Pigweed resistance spreading in Texas
When Palmer amaranth or pigweed resistance to glyphosate herbicide was confirmed on the Texas High Plains in Terry County near the New Mexico border last summer and fall, it was a wake-up call.
Now that herbicide resistance by pigweed (aka “careless weed”) also has been confirmed this year in more counties, it’s a red flag for cotton growers to take action.
Kerry Siders, Texas AgriLife Extension Integrated Pest Management agent for Hockley and Cochran counties, says resistant pigweed has spread to Hockley County this year.
• Pigweed resistance to glyphosate herbicide is spreading in Texas.
• Don’t encourage more resistance by practices conducive to weed resistance.
• Make your strategy now for ways you are going to control weed resistance.
Wayne Keeling, noted weed expert for Texas AgriLife Research, Lubbock, collected pigweed seed in the southern part of Hockley County and subsequently tested them in the greenhouse. Keeling confirmed early this year that the greenhouse tests found the pigweed samples to be resistant to standard rates of glyphosate herbicide.Nobody was really surprised.
“If you will recall, Terry County had similar studies conducted last summer and early fall, and Palmer amaranth populations there were confirmed to be resistant as well,” Siders laments. “Along with Terry, and now Hockley counties, Hale County has also been confirmed with Palmer amaranth resistance.”
There’s likely others. “Though not confirmed, I suspect that many more locations could have Palmer amaranth resistance to glyphosate,” Siders says.
Opening the door
Siders says these encourage resistance:
• herbicides that act on a single site of action
• herbicides that are applied multiple times in the growing season, keeping selection pressure high
• herbicides that are used for several consecutive growing seasons
• repeated use of herbicides with the same site of action to the same or different crops
• use of herbicides as the only weed control measure
Avoiding or managing resistance
The IPM agent says here’s ways to avoid or manage herbicide-resistant weeds:
• Employ integrated weed management strategies. Use herbicides only when necessary, and combine their use with mechanical, cultural or biological methods.
• Rotate herbicide use, utilizing herbicides with different modes of action.
• If possible, rotate crops where herbicide rotation also is feasible.
• When planting herbicide-resistant crops, limit herbicide applications and employ other weed control methods.

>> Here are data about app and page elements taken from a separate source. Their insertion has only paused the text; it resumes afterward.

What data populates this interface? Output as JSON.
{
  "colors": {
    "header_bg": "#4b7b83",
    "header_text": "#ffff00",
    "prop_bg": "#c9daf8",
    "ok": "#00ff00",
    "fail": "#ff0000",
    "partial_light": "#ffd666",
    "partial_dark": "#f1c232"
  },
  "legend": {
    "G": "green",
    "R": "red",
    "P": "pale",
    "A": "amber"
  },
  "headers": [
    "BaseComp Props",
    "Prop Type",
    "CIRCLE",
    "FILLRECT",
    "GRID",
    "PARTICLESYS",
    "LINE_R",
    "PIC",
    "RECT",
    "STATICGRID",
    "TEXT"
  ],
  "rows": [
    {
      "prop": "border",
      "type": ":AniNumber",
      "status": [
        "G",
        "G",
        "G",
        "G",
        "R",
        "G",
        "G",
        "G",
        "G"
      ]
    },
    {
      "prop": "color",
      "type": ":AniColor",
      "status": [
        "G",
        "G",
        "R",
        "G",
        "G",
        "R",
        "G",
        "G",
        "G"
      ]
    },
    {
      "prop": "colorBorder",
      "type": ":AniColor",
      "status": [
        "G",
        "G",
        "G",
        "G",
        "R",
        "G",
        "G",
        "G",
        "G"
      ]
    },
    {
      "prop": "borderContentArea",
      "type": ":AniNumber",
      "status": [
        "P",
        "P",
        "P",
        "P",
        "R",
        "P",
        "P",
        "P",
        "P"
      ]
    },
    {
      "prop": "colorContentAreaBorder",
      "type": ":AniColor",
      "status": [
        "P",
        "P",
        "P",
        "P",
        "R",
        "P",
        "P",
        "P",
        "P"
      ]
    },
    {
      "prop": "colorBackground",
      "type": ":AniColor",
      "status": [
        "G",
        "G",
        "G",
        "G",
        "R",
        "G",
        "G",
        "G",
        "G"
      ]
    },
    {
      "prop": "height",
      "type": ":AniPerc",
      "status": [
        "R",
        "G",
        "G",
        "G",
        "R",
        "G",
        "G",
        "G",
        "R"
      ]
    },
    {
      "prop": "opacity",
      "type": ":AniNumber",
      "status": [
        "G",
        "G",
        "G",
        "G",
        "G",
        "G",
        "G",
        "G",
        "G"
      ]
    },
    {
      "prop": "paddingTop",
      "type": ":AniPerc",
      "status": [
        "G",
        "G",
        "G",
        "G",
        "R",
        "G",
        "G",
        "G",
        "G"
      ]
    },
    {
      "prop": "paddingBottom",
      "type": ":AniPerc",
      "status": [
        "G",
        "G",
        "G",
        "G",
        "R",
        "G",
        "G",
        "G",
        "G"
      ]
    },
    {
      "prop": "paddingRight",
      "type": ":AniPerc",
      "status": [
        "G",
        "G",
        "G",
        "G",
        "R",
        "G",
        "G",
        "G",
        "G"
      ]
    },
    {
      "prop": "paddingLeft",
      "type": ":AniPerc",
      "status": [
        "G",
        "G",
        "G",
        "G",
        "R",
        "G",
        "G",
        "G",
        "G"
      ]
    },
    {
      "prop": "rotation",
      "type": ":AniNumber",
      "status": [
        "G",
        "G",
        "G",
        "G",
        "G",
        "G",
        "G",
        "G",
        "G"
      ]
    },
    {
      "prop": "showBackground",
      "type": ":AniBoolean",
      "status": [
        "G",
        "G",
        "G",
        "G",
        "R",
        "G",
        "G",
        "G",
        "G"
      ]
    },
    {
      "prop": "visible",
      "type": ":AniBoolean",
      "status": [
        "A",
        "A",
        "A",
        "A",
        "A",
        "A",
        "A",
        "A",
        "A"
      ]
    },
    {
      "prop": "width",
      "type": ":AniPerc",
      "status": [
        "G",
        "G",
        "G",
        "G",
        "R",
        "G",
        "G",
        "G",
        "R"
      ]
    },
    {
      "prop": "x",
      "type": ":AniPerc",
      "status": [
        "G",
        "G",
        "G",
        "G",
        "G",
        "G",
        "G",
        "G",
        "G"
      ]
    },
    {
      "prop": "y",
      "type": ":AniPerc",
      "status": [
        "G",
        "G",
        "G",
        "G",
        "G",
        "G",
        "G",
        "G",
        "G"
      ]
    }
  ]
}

• Scout fields regularly to determine if resistant weed populations may be present and to assess the need for herbicides.
• Clean tillage and harvesting equipment to help eliminate the spread of resistant species.
Siders says it is important Texas takes action now. “Let’s not take the difficult path which the Southeast Cotton Belt has had to take. Recognize now that we can slow down and stop this resistance issue if all producers take necessary measures.”
Call Siders at 806-894-3150 or reach him by email at firstname.lastname@example.org.
This article published in the April, 2012 edition of THE FARMER-STOCKMAN.